» **Work order**
From the entries below, copy every line where the string "title" appears.

======== Provided records ========

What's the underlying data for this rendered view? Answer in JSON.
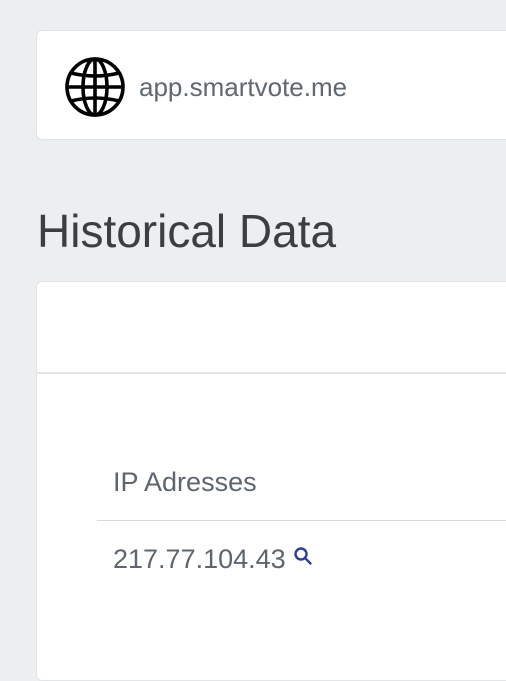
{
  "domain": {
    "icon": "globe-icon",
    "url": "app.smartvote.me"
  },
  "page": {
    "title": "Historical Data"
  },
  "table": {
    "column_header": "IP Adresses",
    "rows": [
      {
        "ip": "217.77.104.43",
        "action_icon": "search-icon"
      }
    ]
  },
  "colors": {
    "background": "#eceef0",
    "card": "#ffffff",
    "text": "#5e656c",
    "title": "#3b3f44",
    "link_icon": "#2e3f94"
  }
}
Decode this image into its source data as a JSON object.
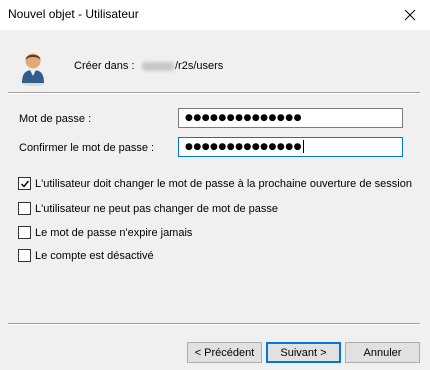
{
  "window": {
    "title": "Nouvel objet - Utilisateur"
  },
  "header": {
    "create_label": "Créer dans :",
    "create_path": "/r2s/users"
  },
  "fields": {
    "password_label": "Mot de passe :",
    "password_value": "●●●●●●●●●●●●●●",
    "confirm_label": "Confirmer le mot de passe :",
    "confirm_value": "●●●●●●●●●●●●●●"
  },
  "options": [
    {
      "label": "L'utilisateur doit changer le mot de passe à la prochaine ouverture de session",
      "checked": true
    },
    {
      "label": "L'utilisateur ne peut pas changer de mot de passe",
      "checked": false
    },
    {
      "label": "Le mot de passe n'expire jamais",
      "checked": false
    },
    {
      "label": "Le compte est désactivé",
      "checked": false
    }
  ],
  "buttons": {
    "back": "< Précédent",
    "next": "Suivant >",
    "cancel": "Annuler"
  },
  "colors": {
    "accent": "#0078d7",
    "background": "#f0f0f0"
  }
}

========
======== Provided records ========

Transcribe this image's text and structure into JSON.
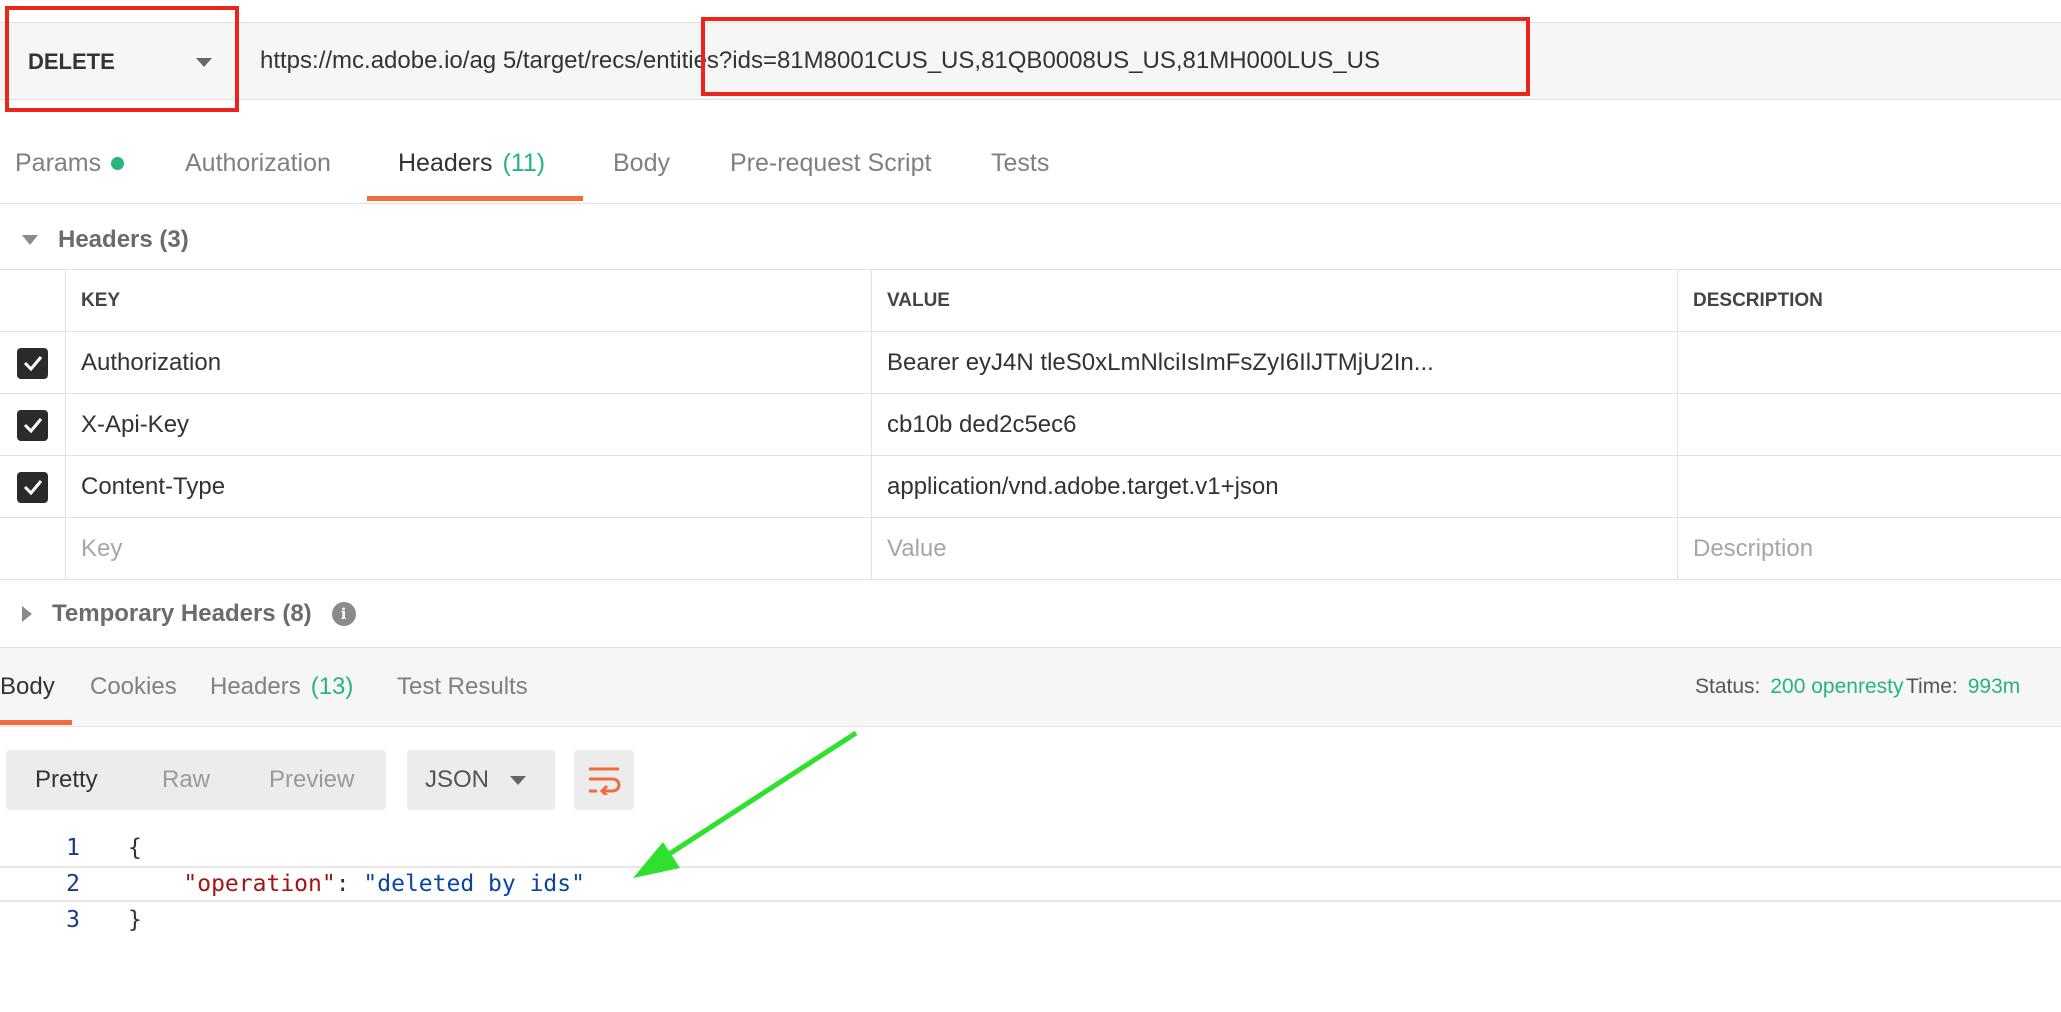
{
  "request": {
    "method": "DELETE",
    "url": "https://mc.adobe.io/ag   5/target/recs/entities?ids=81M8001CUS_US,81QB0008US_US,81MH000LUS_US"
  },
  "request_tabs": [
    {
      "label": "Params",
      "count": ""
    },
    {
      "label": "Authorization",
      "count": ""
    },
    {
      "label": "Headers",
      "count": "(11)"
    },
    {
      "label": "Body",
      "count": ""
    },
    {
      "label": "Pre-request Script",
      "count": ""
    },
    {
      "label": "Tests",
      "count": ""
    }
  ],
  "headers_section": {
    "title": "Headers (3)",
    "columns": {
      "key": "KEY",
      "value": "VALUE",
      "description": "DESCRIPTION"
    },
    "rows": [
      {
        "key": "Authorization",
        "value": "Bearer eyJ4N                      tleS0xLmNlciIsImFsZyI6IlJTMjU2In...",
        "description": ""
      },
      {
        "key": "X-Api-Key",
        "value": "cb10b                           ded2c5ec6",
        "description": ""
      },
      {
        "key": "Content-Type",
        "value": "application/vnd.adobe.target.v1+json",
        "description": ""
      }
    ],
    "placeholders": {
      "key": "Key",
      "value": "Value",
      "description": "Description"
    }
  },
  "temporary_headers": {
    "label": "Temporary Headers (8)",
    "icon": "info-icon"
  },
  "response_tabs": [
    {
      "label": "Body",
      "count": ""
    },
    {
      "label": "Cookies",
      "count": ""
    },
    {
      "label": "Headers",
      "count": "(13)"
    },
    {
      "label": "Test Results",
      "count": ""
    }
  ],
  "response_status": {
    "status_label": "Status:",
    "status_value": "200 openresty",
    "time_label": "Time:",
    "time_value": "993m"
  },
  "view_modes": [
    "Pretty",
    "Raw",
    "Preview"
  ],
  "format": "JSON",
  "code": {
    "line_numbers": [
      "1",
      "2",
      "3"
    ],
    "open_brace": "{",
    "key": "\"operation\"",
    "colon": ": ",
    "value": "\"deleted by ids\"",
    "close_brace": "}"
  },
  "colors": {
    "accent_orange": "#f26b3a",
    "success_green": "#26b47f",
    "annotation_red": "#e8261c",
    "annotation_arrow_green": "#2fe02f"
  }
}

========

» **Answer area**
    "title": "Historical Data"
    "title": "#3b3f44",
    "title": "Nouvel objet - Utilisateur"
    "title": "Headers (3)",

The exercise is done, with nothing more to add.